“It’s important to understand your team’s technical capabilities and limitations,” said Lise. “Identify data collection requirements early on in the process, and also take a look at the required tools to Identify any data and modeling gaps.” She added that having a flexible process will be important, as products sold into different jurisdictions may be required to use different modeling tools, data, and assumptions.

Section 45Q, which offers a per-ton tax credit for CO2 stored underground or put to beneficial use, has already funded a number of projects as it was in place in prior to the IRA; the newer legislation updated its tax credit rates and qualification standards. The Department of Energy’s National Energy Technology Laboratory (NETL) offers guidance and a software toolkit for the application process.

As a preliminary step, companies can use EarthShift Global’s free Section 45Q calculator tool to estimate their potential tax credits. “It provides dropdowns for inputs, electricity, etc., and raw material transportation, and shows how many dollars you will potentially get, to give a rough idea of whether it makes sense for you to go after the tax credits,” noted Lise. “It doesn’t cover all CO2 production scenarios and makes some broad assumptions so shouldn’t be used for your actual application.”

Emerging Clean Hydrogen Incentives

Section 45V focuses on clean hydrogen technologies with the potential to cut emissions in challenging sectors like heavy industry and long-haul transportation. Its implementation is less advanced than 45Q; the Treasury Department recently issued draft rules, and requested public comment to by February 26, 2024.

The proposed Section 45V rules cover multiple hydrogen sources (including natural gas, landfill gas, coal, and biomass) and production techniques, several of which also involve carbon capture and sequestration. As drafted, electrolysis-based production would be required to use electricity conforming to several requirements to ensure that grid emissions do not increase and offset gains elsewhere.

In order to calculate the carbon emissions, applicants must use Argonne National Laboratory’s 45VH2–GREET model, which is publicly available. The result must be less than 4 kg CO2e/kg of hydrogen, which is about 25% of the impact of steam reforming of natural gas and about twice that of production as a byproduct of petroleum processing. The lower the emissions, the higher the monetary credit. While the LCA does not need to be reviewed (the tool is actually quite simple to use), the actual production data must be audited.

If the pathway has not yet been included in the tool, the applicant must apply for a provisional rate. A rigorous LCA has a better chance of having the provisional rate approved, which is where a company like EarthShift Global can help.

Detailed information on Section 45V can be found in a Department of Energy white paper and relevant software and data from the Argonne National Laboratory’s GREET suite of LCA models is available.

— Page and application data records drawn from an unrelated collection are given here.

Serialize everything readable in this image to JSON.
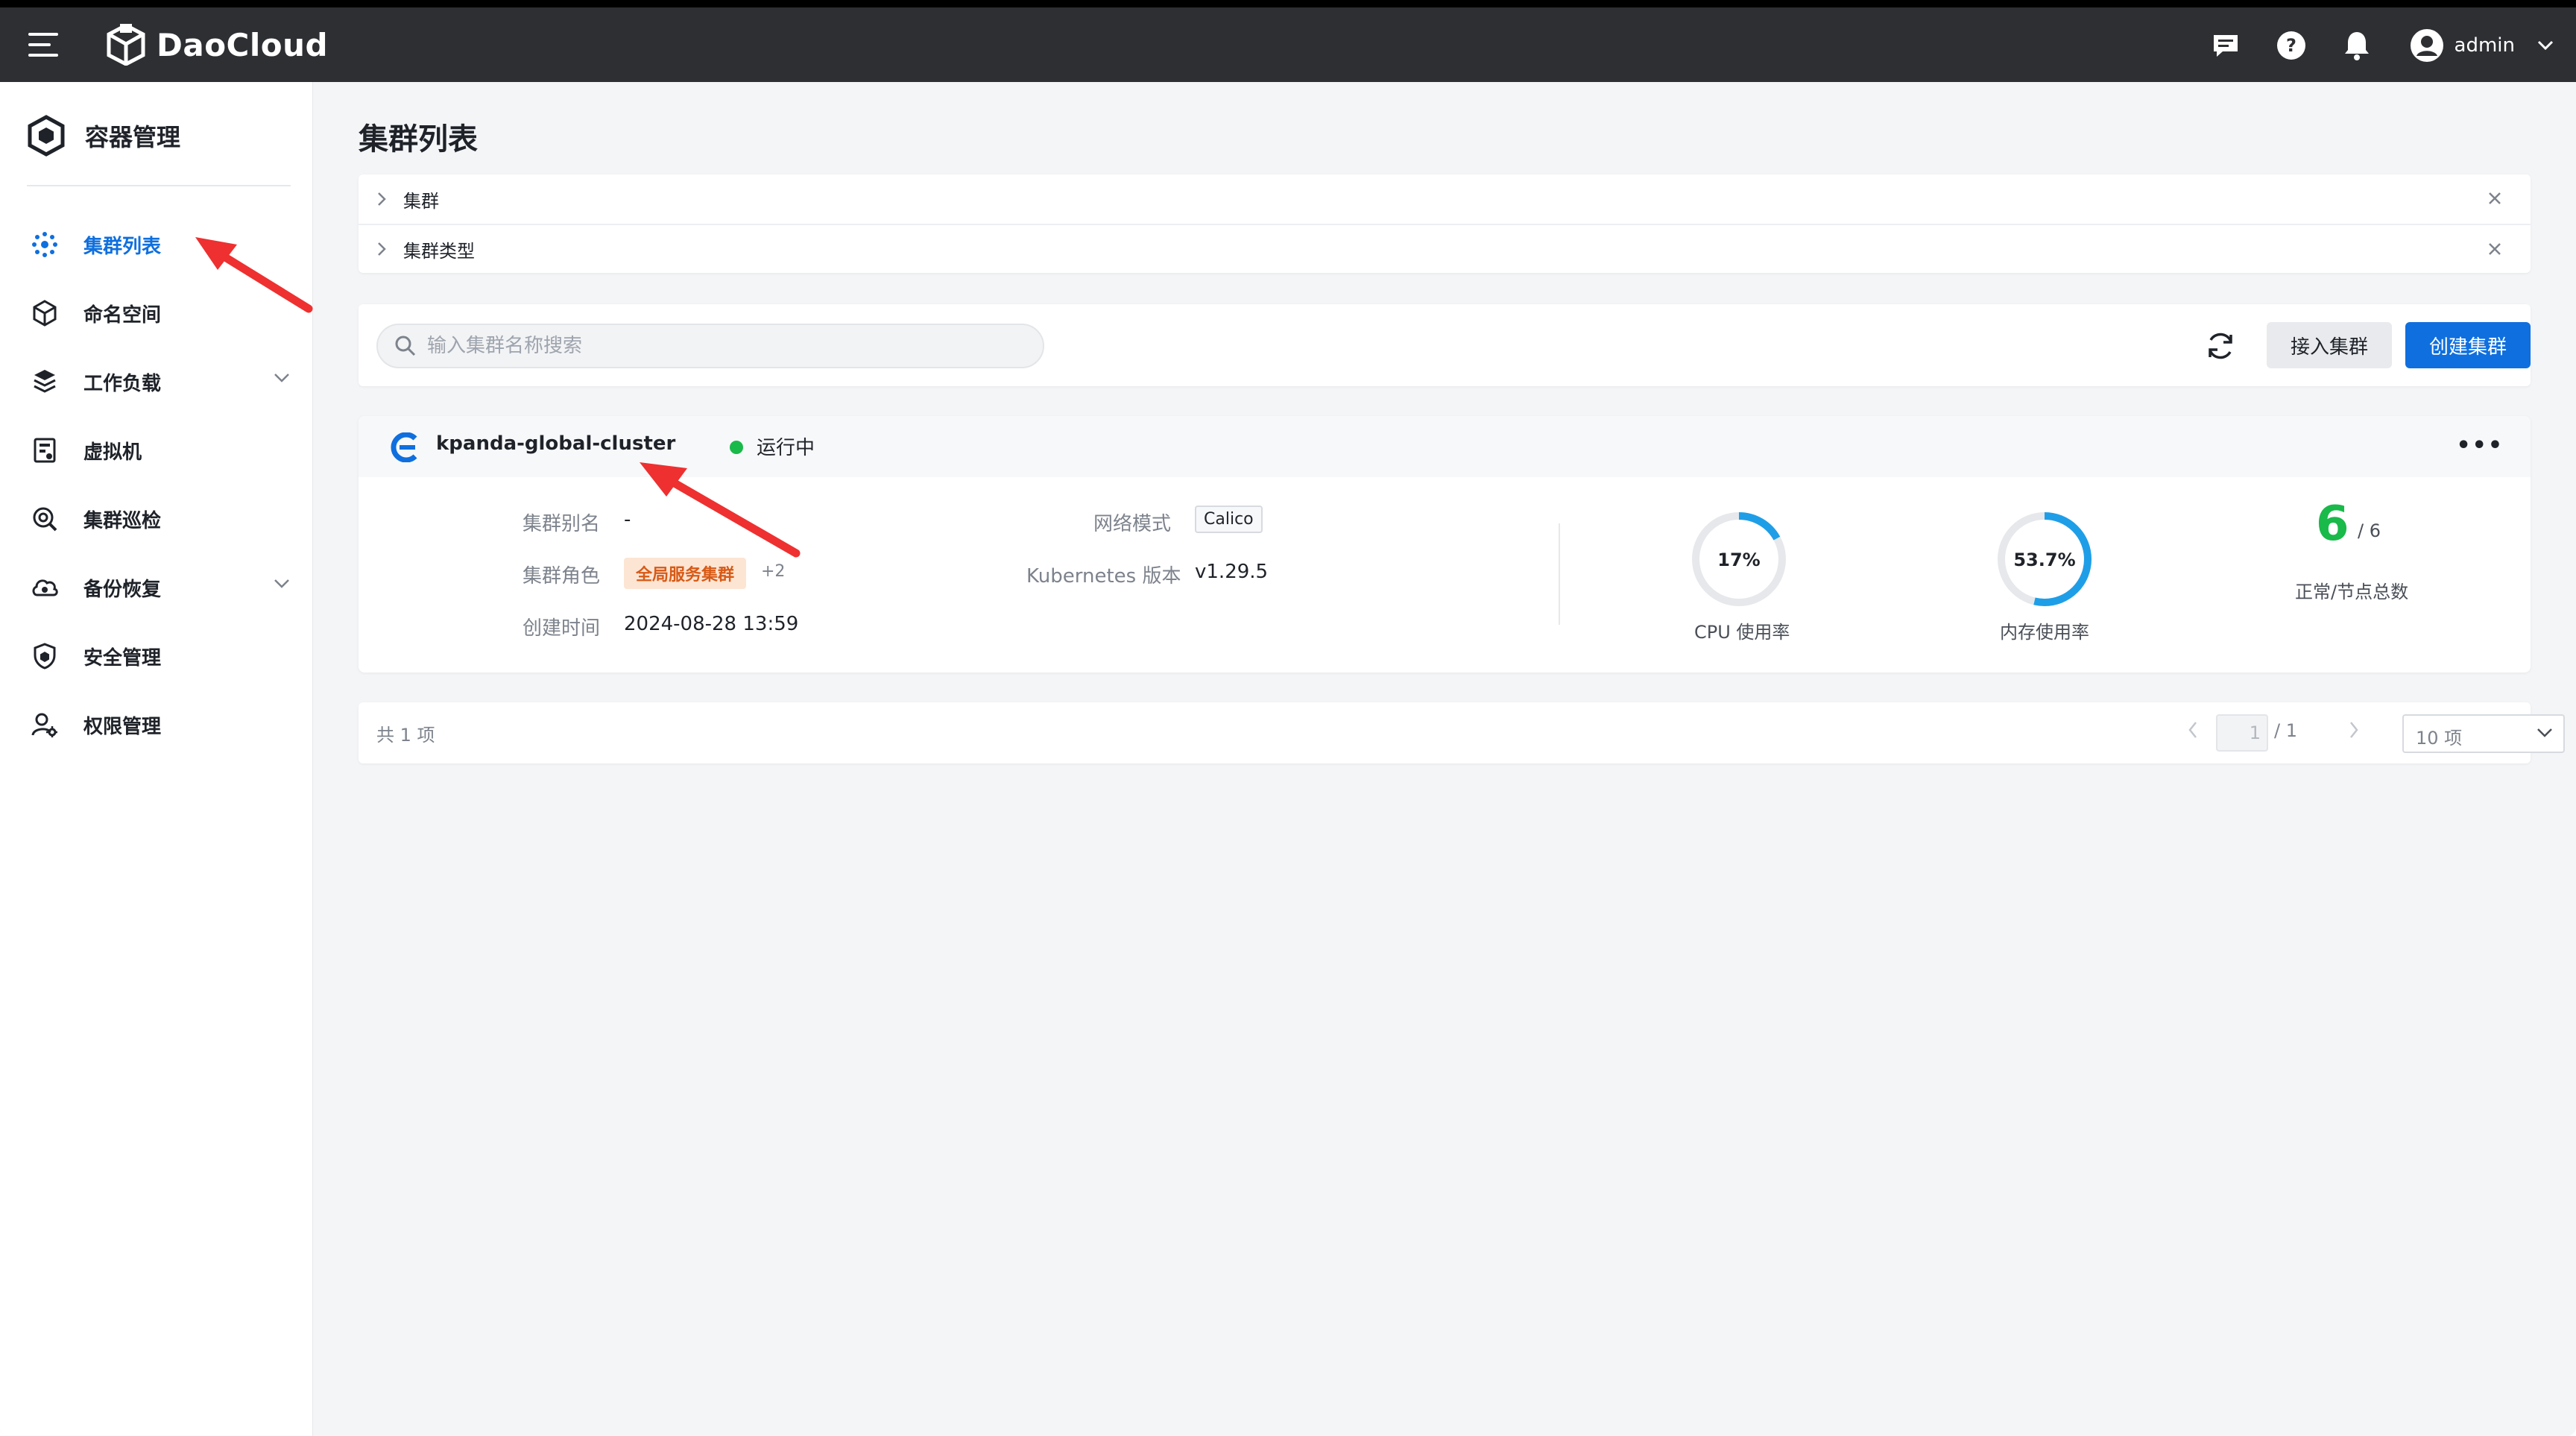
{
  "topbar": {
    "brand": "DaoCloud",
    "user_name": "admin",
    "icons": [
      "menu-icon",
      "message-icon",
      "help-icon",
      "bell-icon",
      "user-avatar-icon",
      "chevron-down-icon"
    ]
  },
  "sidebar": {
    "title": "容器管理",
    "items": [
      {
        "label": "集群列表",
        "icon": "cluster-icon",
        "active": true
      },
      {
        "label": "命名空间",
        "icon": "cube-icon"
      },
      {
        "label": "工作负载",
        "icon": "workload-icon",
        "expandable": true
      },
      {
        "label": "虚拟机",
        "icon": "vm-icon"
      },
      {
        "label": "集群巡检",
        "icon": "inspect-icon"
      },
      {
        "label": "备份恢复",
        "icon": "backup-icon",
        "expandable": true
      },
      {
        "label": "安全管理",
        "icon": "shield-icon"
      },
      {
        "label": "权限管理",
        "icon": "permission-icon"
      }
    ]
  },
  "main": {
    "page_title": "集群列表",
    "filters": [
      {
        "label": "集群"
      },
      {
        "label": "集群类型"
      }
    ],
    "search": {
      "placeholder": "输入集群名称搜索",
      "value": ""
    },
    "buttons": {
      "connect": "接入集群",
      "create": "创建集群"
    },
    "cluster": {
      "name": "kpanda-global-cluster",
      "status": "运行中",
      "alias_label": "集群别名",
      "alias_value": "-",
      "role_label": "集群角色",
      "role_value": "全局服务集群",
      "role_more": "+2",
      "created_label": "创建时间",
      "created_value": "2024-08-28 13:59",
      "network_label": "网络模式",
      "network_value": "Calico",
      "k8s_label": "Kubernetes 版本",
      "k8s_value": "v1.29.5",
      "cpu": {
        "value": "17%",
        "fraction": 0.17,
        "label": "CPU 使用率"
      },
      "memory": {
        "value": "53.7%",
        "fraction": 0.537,
        "label": "内存使用率"
      },
      "nodes": {
        "normal": "6",
        "total": "/ 6",
        "label": "正常/节点总数"
      }
    },
    "pagination": {
      "total": "共 1 项",
      "page": "1",
      "pages": "/ 1",
      "page_size": "10 项"
    }
  },
  "colors": {
    "accent": "#0f6fde",
    "topbar": "#2d2f33",
    "running": "#19b94a",
    "gauge": "#1f9ee8",
    "annotation_arrow": "#ee3030"
  }
}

The webinar also provided a wealth of more-detailed data on the IRA initiatives; a recording can be accessed here: Brown Bag Webinar recordings.

Interested in learning more?  Click here to read Part 2: a look at Canada’s Clean Fuel Regulation with EarthShift Global director of research Nathan Ayer.